Workers’ compensation insurance is a non-negotiable in the construction industry—and, as an employer, it’s important to understand all things workers’ comp. And if your business operates in the state of California? That means understanding workers’ compensation dual wage classifications.
Dual wage classifications are used to determine workers’ compensation premiums—and understanding how to classify your employees based on their regular hourly wage is a must to ensure you’re keeping proper records and paying the right premiums for your team.
But what, exactly, is the dual wage classification system? What do you, as an employer, need to understand about it? And what are the separate classifications for different types of construction workers with different compensation rates?
What Are Dual Wage Classifications?
Different types of jobs have different classifications for workers’ compensation purposes; the classifications help insurers determine how much an employer should pay in workers’ compensation premiums for their employees.
But in construction, many of those classifications are broken down into two wage classes based on the employee’s wage rates: low wage and high wage. These separate classifications are what’s known as dual wage classifications.
How Are Wage Classes Determined?
Each construction class has a certain wage threshold, set by the California Workers’ Compensation Insurance Rating Bureau (WCIRB), for determining whether an employee should be categorized as low wage or high wage; if the employee’s regular hourly rate falls above that threshold, they’re considered high wage. If it falls below the threshold?

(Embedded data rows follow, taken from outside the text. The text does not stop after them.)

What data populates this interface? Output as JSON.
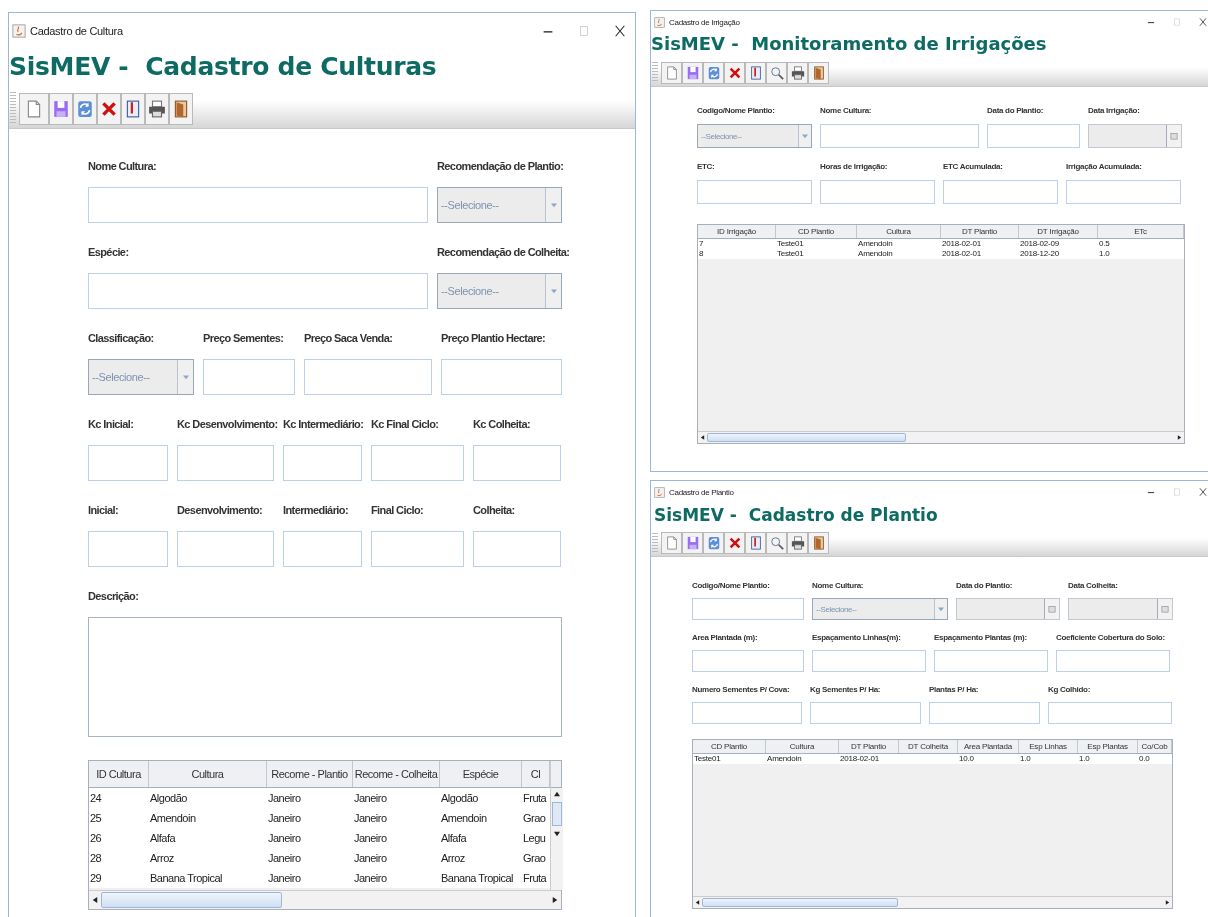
{
  "windows": [
    {
      "title": "Cadastro de Cultura",
      "heading": "SisMEV -  Cadastro de Culturas",
      "toolbar": [
        {
          "kind": "new"
        },
        {
          "kind": "save"
        },
        {
          "kind": "refresh"
        },
        {
          "kind": "delete"
        },
        {
          "kind": "book"
        },
        {
          "kind": "print"
        },
        {
          "kind": "exit"
        }
      ],
      "form": [
        [
          {
            "label": "Nome Cultura:",
            "kind": "text",
            "disabled": false
          },
          {
            "label": "Recomendação de Plantio:",
            "kind": "combo",
            "value": "--Selecione--",
            "disabled": true
          }
        ],
        [
          {
            "label": "Espécie:",
            "kind": "text",
            "disabled": false
          },
          {
            "label": "Recomendação de Colheita:",
            "kind": "combo",
            "value": "--Selecione--",
            "disabled": true
          }
        ],
        [
          {
            "label": "Classificação:",
            "kind": "combo",
            "value": "--Selecione--",
            "disabled": true
          },
          {
            "label": "Preço Sementes:",
            "kind": "text",
            "disabled": false
          },
          {
            "label": "Preço Saca Venda:",
            "kind": "text",
            "disabled": false
          },
          {
            "label": "Preço Plantio Hectare:",
            "kind": "text",
            "disabled": false
          }
        ],
        [
          {
            "label": "Kc Inicial:",
            "kind": "text",
            "disabled": false
          },
          {
            "label": "Kc Desenvolvimento:",
            "kind": "text",
            "disabled": false
          },
          {
            "label": "Kc Intermediário:",
            "kind": "text",
            "disabled": false
          },
          {
            "label": "Kc Final Ciclo:",
            "kind": "text",
            "disabled": false
          },
          {
            "label": "Kc Colheita:",
            "kind": "text",
            "disabled": false
          }
        ],
        [
          {
            "label": "Inicial:",
            "kind": "text",
            "disabled": false
          },
          {
            "label": "Desenvolvimento:",
            "kind": "text",
            "disabled": false
          },
          {
            "label": "Intermediário:",
            "kind": "text",
            "disabled": false
          },
          {
            "label": "Final Ciclo:",
            "kind": "text",
            "disabled": false
          },
          {
            "label": "Colheita:",
            "kind": "text",
            "disabled": false
          }
        ],
        [
          {
            "label": "Descrição:",
            "kind": "textarea",
            "disabled": false
          }
        ]
      ],
      "table": {
        "columns": [
          "ID Cultura",
          "Cultura",
          "Recome - Plantio",
          "Recome - Colheita",
          "Espécie",
          "Cl"
        ],
        "rows": [
          [
            "24",
            "Algodão",
            "Janeiro",
            "Janeiro",
            "Algodão",
            "Fruta"
          ],
          [
            "25",
            "Amendoin",
            "Janeiro",
            "Janeiro",
            "Amendoin",
            "Grao"
          ],
          [
            "26",
            "Alfafa",
            "Janeiro",
            "Janeiro",
            "Alfafa",
            "Legu"
          ],
          [
            "28",
            "Arroz",
            "Janeiro",
            "Janeiro",
            "Arroz",
            "Grao"
          ],
          [
            "29",
            "Banana Tropical",
            "Janeiro",
            "Janeiro",
            "Banana Tropical",
            "Fruta"
          ]
        ]
      }
    },
    {
      "title": "Cadastro de Irrigação",
      "heading": "SisMEV -  Monitoramento de Irrigações",
      "toolbar": [
        {
          "kind": "new"
        },
        {
          "kind": "save"
        },
        {
          "kind": "refresh"
        },
        {
          "kind": "delete"
        },
        {
          "kind": "book"
        },
        {
          "kind": "search"
        },
        {
          "kind": "print"
        },
        {
          "kind": "exit"
        }
      ],
      "form": [
        [
          {
            "label": "Codigo/Nome Plantio:",
            "kind": "combo",
            "value": "--Selecione--",
            "disabled": true
          },
          {
            "label": "Nome Cultura:",
            "kind": "text",
            "disabled": false
          },
          {
            "label": "Data do Plantio:",
            "kind": "text",
            "disabled": false
          },
          {
            "label": "Data Irrigação:",
            "kind": "date",
            "disabled": true
          }
        ],
        [
          {
            "label": "ETC:",
            "kind": "text",
            "disabled": false
          },
          {
            "label": "Horas de Irrigação:",
            "kind": "text",
            "disabled": false
          },
          {
            "label": "ETC Acumulada:",
            "kind": "text",
            "disabled": false
          },
          {
            "label": "Irrigação Acumulada:",
            "kind": "text",
            "disabled": false
          }
        ]
      ],
      "table": {
        "columns": [
          "ID Irrigação",
          "CD Plantio",
          "Cultura",
          "DT Plantio",
          "DT Irrigação",
          "ETc"
        ],
        "rows": [
          [
            "7",
            "Teste01",
            "Amendoin",
            "2018-02-01",
            "2018-02-09",
            "0.5"
          ],
          [
            "8",
            "Teste01",
            "Amendoin",
            "2018-02-01",
            "2018-12-20",
            "1.0"
          ]
        ]
      }
    },
    {
      "title": "Cadastro de Plantio",
      "heading": "SisMEV -  Cadastro de Plantio",
      "toolbar": [
        {
          "kind": "new"
        },
        {
          "kind": "save"
        },
        {
          "kind": "refresh"
        },
        {
          "kind": "delete"
        },
        {
          "kind": "book"
        },
        {
          "kind": "search"
        },
        {
          "kind": "print"
        },
        {
          "kind": "exit"
        }
      ],
      "form": [
        [
          {
            "label": "Codigo/Nome Plantio:",
            "kind": "text",
            "disabled": false
          },
          {
            "label": "Nome Cultura:",
            "kind": "combo",
            "value": "--Selecione--",
            "disabled": true
          },
          {
            "label": "Data do Plantio:",
            "kind": "date",
            "disabled": true
          },
          {
            "label": "Data  Colheita:",
            "kind": "date",
            "disabled": true
          }
        ],
        [
          {
            "label": "Area Plantada (m):",
            "kind": "text",
            "disabled": false
          },
          {
            "label": "Espaçamento Linhas(m):",
            "kind": "text",
            "disabled": false
          },
          {
            "label": "Espaçamento Plantas (m):",
            "kind": "text",
            "disabled": false
          },
          {
            "label": "Coeficiente Cobertura do Solo:",
            "kind": "text",
            "disabled": false
          }
        ],
        [
          {
            "label": "Numero Sementes P/ Cova:",
            "kind": "text",
            "disabled": false
          },
          {
            "label": "Kg Sementes P/ Ha:",
            "kind": "text",
            "disabled": false
          },
          {
            "label": "Plantas P/ Ha:",
            "kind": "text",
            "disabled": false
          },
          {
            "label": "Kg Colhido:",
            "kind": "text",
            "disabled": false
          }
        ]
      ],
      "table": {
        "columns": [
          "CD Plantio",
          "Cultura",
          "DT Plantio",
          "DT Colheita",
          "Area Plantada",
          "Esp Linhas",
          "Esp Plantas",
          "Co/Cob"
        ],
        "rows": [
          [
            "Teste01",
            "Amendoin",
            "2018-02-01",
            null,
            "10.0",
            "1.0",
            "1.0",
            "0.0"
          ]
        ]
      }
    }
  ]
}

They’re categorized as low wage.
Generally, higher wage employees have lower workers’ comp premiums, even when they’re doing the same kind of work; this is because workers that demand a higher wage generally have more experience than their lower wage counterparts—and, as such, are less likely to get injured or have to file a workers’ comp claim.
But in the case of a workers’ compensation audit, in order to classify a worker under the high wage classification (and qualify for lower premiums), you need to be able to verify their total number of hours worked through payroll records and time cards (that not only show the total hours worked, but also start times, end times, and any meal times or breaks). If you don’t have the documentation to back up your employees’ total number of hours worked (and can prove that their hourly wage falls above the threshold), they’ll automatically be classified as low wage—and you may find yourself facing a hefty bill from your workers’ comp insurance services provider.
Bottom line? If you want to secure the best workers’ compensation premiums, make sure to classify your employees correctly—and keep impeccable records that back up your classifications.
What Are the Construction Classifications With Dual Wage Thresholds For 2021?
Now that you know what dual wage classification is, let’s cover the current construction classifications, class codes, and hourly wage thresholds for the construction industry in California.
Historical threshold: wcirb-dual-wage-thresholds-5year-2021.pdf
Keep Your Classifications Straight with Hourly
Keeping your classifications straight can be a challenge—particularly when your workers don’t work a set schedule. With Hourly’s all-in-one time tracking, payroll, and workers’ compensation platform, we’ll automatically track your team’s hours, ensure they’re in the proper wage class, and help you get the best workers’ comp rates possible.
Want to learn more about how Hourly can help you better manage your construction business and save money on your workers’ comp insurance? Sign up for a free 14-day trial today!